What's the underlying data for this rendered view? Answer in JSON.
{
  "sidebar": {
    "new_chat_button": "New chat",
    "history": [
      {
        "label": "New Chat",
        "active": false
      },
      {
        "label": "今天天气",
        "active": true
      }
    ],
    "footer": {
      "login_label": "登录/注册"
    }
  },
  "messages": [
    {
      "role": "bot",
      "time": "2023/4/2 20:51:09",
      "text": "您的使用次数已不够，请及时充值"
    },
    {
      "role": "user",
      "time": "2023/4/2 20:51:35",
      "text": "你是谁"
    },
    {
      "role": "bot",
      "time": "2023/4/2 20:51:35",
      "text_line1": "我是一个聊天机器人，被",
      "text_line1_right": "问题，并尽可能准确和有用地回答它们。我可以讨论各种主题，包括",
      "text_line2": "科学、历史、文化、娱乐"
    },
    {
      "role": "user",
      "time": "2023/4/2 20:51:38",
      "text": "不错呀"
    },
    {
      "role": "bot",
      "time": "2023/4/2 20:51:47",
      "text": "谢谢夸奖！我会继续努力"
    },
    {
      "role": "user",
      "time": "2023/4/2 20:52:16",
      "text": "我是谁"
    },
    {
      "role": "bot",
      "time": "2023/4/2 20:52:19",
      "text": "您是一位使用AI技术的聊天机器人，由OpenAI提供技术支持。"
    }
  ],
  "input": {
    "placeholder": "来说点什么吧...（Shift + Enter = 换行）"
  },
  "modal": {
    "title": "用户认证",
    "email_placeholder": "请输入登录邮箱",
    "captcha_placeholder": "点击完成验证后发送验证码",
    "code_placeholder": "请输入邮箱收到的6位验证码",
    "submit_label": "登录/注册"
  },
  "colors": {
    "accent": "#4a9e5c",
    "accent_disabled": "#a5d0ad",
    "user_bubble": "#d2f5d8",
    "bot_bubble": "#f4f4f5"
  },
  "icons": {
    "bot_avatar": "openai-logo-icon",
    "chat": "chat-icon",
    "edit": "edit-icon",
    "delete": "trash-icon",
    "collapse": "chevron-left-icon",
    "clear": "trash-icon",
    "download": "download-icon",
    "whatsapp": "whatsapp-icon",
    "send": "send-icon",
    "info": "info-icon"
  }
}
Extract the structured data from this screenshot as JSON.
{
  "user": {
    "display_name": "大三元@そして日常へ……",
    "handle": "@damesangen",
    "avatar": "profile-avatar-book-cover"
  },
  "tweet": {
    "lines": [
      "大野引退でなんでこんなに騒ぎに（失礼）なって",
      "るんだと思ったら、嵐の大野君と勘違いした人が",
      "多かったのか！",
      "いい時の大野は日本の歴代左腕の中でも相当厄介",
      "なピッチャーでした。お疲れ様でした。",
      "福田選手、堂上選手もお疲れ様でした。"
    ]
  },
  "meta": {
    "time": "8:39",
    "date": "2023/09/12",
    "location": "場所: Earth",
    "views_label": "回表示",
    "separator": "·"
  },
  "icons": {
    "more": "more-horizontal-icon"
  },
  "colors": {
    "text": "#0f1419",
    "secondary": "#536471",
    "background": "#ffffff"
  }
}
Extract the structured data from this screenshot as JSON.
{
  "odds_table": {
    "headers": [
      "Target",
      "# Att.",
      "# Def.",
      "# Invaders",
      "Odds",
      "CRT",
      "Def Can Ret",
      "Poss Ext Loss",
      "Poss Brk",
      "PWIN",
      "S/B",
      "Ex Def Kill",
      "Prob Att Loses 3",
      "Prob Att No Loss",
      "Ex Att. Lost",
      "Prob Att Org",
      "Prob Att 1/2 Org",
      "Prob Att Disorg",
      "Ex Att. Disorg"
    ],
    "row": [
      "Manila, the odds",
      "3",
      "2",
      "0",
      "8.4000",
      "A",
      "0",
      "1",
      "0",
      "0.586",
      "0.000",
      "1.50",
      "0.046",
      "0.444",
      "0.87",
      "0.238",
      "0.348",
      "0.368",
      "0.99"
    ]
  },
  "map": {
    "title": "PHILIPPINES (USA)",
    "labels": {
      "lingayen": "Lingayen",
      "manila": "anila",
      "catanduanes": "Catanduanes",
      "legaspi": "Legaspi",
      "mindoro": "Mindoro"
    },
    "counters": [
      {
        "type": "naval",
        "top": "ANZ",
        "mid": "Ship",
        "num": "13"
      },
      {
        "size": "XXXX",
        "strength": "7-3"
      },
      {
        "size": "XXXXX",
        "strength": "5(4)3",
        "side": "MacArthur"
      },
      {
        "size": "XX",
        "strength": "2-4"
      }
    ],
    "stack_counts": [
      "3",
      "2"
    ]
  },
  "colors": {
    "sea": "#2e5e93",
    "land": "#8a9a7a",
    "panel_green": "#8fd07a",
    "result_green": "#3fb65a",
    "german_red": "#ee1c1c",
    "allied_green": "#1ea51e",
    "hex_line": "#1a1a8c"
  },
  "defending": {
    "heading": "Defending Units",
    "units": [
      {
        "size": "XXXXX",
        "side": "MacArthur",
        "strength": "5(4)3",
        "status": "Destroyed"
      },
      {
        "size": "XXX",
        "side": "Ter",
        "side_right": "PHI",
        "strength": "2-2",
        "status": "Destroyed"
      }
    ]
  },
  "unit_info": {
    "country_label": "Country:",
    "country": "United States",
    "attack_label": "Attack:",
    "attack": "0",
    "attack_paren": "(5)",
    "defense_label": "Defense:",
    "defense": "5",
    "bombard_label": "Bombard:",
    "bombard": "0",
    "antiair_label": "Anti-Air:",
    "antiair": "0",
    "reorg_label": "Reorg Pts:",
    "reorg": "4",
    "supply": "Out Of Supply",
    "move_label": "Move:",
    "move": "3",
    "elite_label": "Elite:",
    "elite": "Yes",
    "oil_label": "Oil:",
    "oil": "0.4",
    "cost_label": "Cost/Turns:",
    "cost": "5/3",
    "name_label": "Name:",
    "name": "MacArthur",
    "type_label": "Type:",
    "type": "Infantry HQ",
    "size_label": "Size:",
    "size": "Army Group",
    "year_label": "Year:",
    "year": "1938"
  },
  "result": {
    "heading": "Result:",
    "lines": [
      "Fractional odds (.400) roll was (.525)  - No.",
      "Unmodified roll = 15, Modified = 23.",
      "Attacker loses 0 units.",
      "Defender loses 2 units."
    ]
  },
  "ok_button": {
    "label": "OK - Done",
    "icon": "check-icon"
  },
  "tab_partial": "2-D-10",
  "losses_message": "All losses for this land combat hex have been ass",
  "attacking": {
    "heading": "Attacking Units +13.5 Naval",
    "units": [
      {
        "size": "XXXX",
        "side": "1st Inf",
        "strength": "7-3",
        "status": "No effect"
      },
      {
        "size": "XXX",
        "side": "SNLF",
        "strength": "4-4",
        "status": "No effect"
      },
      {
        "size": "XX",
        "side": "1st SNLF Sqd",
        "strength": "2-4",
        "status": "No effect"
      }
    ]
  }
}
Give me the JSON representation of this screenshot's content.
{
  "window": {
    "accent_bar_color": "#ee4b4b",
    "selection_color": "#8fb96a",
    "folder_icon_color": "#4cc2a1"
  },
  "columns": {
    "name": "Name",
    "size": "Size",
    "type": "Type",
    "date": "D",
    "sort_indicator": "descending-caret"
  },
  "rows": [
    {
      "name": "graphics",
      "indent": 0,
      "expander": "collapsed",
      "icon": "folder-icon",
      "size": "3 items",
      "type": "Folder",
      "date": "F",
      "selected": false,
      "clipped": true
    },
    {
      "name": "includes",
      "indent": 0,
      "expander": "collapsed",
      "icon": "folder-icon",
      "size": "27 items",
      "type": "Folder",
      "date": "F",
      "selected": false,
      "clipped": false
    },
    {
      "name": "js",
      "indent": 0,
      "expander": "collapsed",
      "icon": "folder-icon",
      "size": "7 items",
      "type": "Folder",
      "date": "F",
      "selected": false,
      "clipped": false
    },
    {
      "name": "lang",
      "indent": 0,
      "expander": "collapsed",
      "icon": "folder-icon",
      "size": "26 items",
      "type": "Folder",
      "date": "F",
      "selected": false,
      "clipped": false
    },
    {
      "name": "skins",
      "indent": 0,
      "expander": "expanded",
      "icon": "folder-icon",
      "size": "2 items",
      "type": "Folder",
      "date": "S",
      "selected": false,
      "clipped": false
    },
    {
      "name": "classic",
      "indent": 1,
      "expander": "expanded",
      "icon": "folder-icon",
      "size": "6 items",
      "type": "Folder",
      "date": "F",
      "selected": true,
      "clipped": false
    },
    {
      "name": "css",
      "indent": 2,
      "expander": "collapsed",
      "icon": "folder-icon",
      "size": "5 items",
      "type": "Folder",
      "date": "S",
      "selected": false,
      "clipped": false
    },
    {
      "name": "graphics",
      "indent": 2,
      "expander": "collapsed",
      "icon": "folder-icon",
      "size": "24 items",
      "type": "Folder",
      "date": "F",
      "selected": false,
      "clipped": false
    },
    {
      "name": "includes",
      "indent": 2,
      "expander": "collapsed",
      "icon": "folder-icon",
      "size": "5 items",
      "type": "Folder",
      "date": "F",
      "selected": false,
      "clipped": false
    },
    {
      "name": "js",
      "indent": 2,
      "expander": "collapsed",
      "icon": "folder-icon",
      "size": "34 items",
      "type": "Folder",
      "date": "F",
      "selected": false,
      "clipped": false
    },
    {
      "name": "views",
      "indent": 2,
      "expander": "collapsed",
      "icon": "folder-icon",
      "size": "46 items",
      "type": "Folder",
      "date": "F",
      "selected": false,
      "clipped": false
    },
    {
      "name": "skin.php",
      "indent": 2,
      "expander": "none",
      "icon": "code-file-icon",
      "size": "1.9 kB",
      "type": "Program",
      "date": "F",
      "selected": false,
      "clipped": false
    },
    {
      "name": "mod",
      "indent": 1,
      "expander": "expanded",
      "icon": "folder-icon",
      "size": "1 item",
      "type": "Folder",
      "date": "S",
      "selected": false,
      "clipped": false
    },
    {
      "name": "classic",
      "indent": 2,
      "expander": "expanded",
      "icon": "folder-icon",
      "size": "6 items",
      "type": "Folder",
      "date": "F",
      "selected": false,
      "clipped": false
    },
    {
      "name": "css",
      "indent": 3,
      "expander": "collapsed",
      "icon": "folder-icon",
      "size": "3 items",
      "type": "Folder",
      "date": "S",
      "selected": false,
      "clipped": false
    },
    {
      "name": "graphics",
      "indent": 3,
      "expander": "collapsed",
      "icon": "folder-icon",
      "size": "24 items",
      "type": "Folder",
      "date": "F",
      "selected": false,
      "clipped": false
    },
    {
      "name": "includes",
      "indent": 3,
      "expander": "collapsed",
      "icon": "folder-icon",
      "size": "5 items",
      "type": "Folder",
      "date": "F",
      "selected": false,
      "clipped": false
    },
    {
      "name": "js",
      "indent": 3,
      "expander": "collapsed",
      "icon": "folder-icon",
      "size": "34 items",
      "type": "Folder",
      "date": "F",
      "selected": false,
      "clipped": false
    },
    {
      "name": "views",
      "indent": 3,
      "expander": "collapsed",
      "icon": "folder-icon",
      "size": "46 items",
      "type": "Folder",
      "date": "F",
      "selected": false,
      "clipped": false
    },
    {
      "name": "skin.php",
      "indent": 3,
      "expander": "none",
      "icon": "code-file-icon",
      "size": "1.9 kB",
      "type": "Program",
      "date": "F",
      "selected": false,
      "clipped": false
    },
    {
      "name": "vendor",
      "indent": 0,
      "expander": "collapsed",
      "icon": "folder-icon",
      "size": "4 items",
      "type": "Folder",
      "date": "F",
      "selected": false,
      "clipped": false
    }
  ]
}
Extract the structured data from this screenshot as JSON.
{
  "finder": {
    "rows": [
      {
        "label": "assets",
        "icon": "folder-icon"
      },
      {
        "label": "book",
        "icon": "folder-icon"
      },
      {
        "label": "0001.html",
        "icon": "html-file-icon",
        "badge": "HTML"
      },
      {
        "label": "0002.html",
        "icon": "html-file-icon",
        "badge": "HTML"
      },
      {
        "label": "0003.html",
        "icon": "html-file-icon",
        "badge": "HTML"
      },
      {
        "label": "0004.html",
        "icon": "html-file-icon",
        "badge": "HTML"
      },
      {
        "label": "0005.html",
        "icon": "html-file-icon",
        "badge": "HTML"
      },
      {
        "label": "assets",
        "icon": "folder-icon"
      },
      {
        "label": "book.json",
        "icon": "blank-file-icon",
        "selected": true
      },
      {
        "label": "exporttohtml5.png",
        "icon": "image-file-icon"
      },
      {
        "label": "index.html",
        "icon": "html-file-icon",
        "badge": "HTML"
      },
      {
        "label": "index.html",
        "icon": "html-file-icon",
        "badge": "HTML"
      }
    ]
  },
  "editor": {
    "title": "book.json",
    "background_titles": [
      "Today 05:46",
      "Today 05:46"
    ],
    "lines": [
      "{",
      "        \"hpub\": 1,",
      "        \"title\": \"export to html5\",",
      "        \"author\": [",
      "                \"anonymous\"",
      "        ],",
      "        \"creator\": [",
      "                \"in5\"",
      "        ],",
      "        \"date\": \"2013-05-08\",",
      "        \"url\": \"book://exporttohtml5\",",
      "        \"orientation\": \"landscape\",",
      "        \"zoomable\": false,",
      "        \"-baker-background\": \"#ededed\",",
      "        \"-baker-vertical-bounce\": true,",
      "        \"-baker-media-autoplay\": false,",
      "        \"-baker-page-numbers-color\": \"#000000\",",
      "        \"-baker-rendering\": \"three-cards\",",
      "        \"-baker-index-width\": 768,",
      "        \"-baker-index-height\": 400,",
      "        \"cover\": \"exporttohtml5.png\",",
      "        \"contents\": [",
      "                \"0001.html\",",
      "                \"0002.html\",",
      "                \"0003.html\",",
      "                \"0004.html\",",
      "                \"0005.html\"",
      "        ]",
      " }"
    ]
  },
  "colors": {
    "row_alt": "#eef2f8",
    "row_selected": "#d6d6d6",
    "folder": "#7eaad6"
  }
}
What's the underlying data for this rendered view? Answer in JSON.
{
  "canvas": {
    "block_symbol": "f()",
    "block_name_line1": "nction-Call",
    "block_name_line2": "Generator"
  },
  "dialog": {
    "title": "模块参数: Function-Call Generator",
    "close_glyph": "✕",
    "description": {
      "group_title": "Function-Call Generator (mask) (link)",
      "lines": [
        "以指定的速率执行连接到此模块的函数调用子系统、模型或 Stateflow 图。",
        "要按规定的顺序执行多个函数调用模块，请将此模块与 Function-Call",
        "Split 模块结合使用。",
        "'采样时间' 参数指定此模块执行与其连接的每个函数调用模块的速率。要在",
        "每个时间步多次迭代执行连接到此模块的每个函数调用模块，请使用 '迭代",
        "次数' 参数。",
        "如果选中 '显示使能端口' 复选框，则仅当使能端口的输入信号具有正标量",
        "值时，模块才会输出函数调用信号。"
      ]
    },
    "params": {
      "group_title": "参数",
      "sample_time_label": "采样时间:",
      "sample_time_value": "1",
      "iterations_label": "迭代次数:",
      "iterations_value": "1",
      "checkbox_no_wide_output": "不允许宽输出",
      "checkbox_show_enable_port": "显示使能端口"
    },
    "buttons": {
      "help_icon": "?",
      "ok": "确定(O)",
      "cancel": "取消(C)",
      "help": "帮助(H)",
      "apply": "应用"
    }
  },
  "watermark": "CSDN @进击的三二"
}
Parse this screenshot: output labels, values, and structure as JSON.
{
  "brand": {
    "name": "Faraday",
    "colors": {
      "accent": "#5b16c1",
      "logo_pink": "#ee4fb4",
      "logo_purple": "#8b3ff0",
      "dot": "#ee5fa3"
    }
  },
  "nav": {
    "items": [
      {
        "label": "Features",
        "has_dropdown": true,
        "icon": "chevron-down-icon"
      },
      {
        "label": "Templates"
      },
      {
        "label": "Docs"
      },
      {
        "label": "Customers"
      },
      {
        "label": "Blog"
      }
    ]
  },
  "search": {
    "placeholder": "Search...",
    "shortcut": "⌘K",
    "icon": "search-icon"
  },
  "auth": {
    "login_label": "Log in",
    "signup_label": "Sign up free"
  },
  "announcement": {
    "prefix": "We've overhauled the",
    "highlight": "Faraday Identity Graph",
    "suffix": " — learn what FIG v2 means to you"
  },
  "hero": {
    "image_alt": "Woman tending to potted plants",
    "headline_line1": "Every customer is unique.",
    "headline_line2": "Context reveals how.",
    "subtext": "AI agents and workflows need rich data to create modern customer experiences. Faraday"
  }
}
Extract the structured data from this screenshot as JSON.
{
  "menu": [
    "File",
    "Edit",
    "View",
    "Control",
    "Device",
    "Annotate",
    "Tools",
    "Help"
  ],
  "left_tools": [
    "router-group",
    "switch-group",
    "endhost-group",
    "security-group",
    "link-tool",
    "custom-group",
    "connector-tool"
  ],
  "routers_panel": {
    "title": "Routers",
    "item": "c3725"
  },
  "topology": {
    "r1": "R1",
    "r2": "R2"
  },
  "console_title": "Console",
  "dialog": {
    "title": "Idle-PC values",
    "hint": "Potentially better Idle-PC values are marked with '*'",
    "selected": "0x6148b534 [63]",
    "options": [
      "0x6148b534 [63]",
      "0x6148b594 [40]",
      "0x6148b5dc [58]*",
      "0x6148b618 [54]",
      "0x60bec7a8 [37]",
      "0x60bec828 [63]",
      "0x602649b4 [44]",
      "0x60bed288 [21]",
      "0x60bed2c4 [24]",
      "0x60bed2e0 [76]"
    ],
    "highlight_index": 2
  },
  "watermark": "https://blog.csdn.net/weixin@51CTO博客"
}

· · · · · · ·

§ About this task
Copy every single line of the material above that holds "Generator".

§ Finished exercise
    "block_name_line2": "Generator"
    "title": "模块参数: Function-Call Generator",
      "group_title": "Function-Call Generator (mask) (link)",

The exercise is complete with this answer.